● **Task details**:
Return, exactly, the line that contains "Extract the structured" together with all lines after it to the end of the entries, and no further lines.

● **Source information**:
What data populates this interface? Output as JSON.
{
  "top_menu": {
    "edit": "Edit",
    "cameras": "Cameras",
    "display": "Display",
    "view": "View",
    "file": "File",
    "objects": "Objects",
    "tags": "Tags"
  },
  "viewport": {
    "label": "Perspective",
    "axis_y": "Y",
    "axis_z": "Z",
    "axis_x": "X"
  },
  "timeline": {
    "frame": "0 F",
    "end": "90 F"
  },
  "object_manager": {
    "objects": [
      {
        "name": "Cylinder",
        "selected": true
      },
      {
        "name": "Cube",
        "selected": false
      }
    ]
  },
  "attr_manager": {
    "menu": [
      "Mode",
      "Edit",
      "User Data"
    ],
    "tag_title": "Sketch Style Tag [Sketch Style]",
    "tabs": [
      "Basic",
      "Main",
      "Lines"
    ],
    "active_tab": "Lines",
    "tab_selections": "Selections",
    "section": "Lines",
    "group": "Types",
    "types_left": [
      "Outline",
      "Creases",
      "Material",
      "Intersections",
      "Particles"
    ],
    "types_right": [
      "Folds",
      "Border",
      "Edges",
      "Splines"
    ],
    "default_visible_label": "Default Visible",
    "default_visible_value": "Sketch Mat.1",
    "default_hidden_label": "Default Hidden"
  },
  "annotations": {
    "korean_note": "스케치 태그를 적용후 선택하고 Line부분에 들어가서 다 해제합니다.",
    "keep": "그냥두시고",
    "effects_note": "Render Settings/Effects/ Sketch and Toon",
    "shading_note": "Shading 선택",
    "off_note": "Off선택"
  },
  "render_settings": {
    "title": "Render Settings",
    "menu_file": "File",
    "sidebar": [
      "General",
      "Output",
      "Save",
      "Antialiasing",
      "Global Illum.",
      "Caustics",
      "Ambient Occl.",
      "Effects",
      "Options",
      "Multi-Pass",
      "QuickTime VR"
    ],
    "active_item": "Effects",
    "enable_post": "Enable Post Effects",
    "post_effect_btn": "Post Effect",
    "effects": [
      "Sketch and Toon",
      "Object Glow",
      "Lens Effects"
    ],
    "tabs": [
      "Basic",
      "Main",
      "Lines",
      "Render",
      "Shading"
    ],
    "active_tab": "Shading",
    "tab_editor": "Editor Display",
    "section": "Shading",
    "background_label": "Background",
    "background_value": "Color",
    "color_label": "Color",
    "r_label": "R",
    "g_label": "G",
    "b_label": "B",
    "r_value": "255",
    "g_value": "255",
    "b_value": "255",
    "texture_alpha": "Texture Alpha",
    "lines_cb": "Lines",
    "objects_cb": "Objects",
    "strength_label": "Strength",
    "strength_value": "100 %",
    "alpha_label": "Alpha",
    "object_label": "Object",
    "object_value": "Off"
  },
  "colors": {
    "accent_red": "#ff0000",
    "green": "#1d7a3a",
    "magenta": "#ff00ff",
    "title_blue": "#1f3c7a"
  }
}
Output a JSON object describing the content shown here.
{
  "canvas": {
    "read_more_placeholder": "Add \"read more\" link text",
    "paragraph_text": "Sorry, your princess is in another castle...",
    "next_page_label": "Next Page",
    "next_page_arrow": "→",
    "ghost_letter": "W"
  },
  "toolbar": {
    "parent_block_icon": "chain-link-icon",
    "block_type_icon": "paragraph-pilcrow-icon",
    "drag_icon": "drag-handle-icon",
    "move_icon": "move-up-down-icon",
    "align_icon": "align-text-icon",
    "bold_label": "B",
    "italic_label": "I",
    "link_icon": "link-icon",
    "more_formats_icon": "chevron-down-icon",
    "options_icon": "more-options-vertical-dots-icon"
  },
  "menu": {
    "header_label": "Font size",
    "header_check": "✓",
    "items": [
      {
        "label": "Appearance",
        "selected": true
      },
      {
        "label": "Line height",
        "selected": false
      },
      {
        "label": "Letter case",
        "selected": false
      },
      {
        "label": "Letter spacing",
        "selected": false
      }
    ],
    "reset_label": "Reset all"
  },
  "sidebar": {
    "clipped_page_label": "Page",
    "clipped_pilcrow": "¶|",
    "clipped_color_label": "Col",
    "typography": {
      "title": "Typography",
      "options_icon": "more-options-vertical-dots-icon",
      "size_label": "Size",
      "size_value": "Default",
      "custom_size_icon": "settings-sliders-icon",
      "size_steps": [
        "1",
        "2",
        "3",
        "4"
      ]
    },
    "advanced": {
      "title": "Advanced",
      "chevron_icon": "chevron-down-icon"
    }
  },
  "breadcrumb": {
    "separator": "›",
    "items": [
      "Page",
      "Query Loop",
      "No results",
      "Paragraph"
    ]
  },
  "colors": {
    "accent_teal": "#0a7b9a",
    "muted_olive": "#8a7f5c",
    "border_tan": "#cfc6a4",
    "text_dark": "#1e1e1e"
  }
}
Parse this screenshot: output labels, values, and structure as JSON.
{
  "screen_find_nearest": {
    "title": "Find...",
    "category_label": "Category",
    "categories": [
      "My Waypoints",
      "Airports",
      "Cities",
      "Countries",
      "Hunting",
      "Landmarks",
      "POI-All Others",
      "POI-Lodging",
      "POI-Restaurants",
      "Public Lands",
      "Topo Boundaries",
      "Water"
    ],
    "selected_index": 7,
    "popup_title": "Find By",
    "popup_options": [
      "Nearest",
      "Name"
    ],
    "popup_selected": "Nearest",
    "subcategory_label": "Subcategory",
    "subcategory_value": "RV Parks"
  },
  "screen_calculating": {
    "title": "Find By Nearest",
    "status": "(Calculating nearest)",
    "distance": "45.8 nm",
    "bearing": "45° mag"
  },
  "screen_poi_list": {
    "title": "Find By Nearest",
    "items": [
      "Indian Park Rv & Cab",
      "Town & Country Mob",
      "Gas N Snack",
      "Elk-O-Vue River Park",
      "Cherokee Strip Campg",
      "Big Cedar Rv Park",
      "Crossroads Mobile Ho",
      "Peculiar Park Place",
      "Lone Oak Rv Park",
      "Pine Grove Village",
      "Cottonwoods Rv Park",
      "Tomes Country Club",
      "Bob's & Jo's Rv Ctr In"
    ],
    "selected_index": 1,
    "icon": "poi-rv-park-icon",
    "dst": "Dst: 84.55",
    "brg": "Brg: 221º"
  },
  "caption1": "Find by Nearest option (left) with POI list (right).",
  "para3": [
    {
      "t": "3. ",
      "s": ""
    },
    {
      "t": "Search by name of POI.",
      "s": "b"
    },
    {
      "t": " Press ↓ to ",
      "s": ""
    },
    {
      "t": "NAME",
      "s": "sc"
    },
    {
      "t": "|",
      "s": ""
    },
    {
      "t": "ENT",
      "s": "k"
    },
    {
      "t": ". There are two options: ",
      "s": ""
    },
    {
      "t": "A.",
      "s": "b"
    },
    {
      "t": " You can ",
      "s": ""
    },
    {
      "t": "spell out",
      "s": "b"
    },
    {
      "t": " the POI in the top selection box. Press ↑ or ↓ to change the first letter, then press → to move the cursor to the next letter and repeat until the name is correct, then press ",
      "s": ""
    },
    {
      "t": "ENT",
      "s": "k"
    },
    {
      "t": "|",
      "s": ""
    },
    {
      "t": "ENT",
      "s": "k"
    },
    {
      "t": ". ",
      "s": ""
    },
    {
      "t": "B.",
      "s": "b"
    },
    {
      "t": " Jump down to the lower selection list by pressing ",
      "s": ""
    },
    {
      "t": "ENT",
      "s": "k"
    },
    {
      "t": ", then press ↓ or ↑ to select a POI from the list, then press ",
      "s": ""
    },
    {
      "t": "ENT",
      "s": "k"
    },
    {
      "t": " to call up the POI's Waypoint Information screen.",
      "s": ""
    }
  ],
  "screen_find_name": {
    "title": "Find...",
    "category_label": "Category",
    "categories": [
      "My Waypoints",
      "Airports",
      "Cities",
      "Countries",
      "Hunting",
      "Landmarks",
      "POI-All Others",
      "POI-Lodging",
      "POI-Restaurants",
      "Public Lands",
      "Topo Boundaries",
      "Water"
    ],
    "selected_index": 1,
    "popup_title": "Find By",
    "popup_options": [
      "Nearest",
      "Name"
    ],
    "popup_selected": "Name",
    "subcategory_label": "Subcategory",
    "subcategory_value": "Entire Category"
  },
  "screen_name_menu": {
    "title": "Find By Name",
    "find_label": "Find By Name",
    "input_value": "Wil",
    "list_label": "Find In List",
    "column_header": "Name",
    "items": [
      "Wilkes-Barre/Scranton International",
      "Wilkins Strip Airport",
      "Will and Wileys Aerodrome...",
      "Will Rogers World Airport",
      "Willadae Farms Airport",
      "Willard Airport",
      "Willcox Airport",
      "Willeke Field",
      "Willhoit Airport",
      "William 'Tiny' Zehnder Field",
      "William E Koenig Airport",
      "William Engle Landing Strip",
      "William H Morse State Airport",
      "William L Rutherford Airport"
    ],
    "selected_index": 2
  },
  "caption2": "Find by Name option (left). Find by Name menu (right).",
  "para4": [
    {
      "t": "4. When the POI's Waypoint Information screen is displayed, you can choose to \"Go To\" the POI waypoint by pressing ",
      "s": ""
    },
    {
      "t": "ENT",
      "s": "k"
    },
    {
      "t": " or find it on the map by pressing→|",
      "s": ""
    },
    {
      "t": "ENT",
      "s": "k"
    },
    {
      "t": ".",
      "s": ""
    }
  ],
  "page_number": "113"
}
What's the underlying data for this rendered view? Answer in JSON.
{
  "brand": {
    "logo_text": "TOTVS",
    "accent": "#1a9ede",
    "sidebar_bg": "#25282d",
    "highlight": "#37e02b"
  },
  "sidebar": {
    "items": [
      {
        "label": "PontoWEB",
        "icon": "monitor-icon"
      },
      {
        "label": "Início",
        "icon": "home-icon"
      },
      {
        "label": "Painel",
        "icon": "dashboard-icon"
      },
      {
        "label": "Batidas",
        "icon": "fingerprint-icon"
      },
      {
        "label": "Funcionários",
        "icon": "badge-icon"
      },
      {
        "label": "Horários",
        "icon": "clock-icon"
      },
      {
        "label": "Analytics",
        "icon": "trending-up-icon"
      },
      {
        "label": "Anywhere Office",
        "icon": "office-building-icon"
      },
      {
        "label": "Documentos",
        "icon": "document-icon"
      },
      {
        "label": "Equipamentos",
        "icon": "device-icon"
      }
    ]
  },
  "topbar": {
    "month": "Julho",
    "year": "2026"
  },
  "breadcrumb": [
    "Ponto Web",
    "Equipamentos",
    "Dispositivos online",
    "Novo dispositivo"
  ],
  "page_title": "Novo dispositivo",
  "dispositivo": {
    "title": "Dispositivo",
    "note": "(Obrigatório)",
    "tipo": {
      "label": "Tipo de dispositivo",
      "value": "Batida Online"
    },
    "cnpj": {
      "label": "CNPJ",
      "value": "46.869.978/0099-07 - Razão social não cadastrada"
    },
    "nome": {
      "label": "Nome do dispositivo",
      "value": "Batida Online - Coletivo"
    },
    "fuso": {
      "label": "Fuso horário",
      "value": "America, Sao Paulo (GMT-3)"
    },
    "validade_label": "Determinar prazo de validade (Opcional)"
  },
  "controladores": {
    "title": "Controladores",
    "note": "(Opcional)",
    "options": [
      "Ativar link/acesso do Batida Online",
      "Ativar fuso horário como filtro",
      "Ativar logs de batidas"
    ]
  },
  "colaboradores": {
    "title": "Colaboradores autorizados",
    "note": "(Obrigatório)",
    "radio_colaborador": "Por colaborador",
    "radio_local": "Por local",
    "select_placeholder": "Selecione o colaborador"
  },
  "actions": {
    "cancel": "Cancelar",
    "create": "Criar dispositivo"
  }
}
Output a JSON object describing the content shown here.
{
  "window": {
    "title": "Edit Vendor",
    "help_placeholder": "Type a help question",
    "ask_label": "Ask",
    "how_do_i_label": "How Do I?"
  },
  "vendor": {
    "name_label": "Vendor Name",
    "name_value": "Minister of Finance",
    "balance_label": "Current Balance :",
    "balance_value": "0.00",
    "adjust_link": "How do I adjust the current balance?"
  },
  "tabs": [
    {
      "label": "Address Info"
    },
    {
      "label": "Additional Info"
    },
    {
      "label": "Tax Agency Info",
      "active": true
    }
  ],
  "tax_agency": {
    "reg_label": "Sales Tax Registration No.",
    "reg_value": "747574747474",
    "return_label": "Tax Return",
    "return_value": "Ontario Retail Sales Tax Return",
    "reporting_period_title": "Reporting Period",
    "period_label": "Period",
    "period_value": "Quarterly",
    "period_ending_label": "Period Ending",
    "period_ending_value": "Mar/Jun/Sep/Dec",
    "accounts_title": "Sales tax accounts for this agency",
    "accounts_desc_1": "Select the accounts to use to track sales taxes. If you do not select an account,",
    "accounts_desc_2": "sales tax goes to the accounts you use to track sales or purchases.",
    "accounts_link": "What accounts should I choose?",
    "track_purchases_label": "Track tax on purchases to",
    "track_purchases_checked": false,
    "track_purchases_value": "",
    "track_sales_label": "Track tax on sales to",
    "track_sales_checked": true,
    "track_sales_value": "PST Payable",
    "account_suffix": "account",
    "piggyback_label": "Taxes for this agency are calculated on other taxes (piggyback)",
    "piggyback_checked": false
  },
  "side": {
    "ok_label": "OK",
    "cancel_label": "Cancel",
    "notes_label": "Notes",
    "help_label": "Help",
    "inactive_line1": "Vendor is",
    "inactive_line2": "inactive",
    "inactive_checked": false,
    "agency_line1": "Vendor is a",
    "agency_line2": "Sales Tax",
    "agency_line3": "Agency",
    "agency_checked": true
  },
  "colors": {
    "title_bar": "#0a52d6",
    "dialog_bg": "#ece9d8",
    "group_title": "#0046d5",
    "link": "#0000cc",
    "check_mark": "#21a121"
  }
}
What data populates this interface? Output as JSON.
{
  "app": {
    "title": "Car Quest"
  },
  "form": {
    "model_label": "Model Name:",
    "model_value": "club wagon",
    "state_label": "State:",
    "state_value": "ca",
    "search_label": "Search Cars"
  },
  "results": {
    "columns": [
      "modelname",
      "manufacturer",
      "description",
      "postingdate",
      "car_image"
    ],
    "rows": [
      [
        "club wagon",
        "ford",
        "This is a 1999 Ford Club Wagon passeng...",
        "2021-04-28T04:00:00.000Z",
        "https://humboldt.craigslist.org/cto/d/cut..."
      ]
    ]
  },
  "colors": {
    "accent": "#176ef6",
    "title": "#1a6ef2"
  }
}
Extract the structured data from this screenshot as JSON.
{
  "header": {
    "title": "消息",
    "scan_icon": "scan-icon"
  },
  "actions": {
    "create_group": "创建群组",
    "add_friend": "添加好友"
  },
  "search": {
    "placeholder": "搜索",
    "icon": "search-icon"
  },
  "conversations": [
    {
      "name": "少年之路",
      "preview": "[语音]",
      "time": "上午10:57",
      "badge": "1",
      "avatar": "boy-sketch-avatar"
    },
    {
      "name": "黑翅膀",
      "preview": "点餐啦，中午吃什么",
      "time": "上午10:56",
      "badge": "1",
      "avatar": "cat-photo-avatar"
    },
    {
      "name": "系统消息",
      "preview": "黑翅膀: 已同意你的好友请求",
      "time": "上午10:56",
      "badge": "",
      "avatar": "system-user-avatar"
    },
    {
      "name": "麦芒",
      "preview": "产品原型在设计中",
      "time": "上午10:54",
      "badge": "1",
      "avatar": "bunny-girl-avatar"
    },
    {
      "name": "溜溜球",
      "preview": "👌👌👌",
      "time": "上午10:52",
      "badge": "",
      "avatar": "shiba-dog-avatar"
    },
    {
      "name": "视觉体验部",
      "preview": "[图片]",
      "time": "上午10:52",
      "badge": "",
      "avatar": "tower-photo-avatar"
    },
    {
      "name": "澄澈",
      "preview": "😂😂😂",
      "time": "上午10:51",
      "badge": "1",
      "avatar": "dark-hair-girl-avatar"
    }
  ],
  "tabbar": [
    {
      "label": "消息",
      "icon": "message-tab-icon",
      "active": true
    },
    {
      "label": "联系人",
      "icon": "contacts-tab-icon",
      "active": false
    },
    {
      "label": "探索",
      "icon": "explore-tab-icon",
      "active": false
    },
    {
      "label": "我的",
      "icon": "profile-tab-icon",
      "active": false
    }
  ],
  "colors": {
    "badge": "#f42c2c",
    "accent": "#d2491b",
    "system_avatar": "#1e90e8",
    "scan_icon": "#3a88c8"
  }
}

● **Response**:
Extract the structured data from this screenshot as JSON.
{
  "header": {
    "title": "消息",
    "scan_icon": "scan-icon"
  },
  "actions": {
    "create_group": "创建群组",
    "add_friend": "添加好友"
  },
  "search": {
    "placeholder": "搜索",
    "icon": "search-icon"
  },
  "conversations": [
    {
      "name": "少年之路",
      "preview": "[语音]",
      "time": "上午10:57",
      "badge": "1",
      "avatar": "boy-sketch-avatar"
    },
    {
      "name": "黑翅膀",
      "preview": "点餐啦，中午吃什么",
      "time": "上午10:56",
      "badge": "1",
      "avatar": "cat-photo-avatar"
    },
    {
      "name": "系统消息",
      "preview": "黑翅膀: 已同意你的好友请求",
      "time": "上午10:56",
      "badge": "",
      "avatar": "system-user-avatar"
    },
    {
      "name": "麦芒",
      "preview": "产品原型在设计中",
      "time": "上午10:54",
      "badge": "1",
      "avatar": "bunny-girl-avatar"
    },
    {
      "name": "溜溜球",
      "preview": "👌👌👌",
      "time": "上午10:52",
      "badge": "",
      "avatar": "shiba-dog-avatar"
    },
    {
      "name": "视觉体验部",
      "preview": "[图片]",
      "time": "上午10:52",
      "badge": "",
      "avatar": "tower-photo-avatar"
    },
    {
      "name": "澄澈",
      "preview": "😂😂😂",
      "time": "上午10:51",
      "badge": "1",
      "avatar": "dark-hair-girl-avatar"
    }
  ],
  "tabbar": [
    {
      "label": "消息",
      "icon": "message-tab-icon",
      "active": true
    },
    {
      "label": "联系人",
      "icon": "contacts-tab-icon",
      "active": false
    },
    {
      "label": "探索",
      "icon": "explore-tab-icon",
      "active": false
    },
    {
      "label": "我的",
      "icon": "profile-tab-icon",
      "active": false
    }
  ],
  "colors": {
    "badge": "#f42c2c",
    "accent": "#d2491b",
    "system_avatar": "#1e90e8",
    "scan_icon": "#3a88c8"
  }
}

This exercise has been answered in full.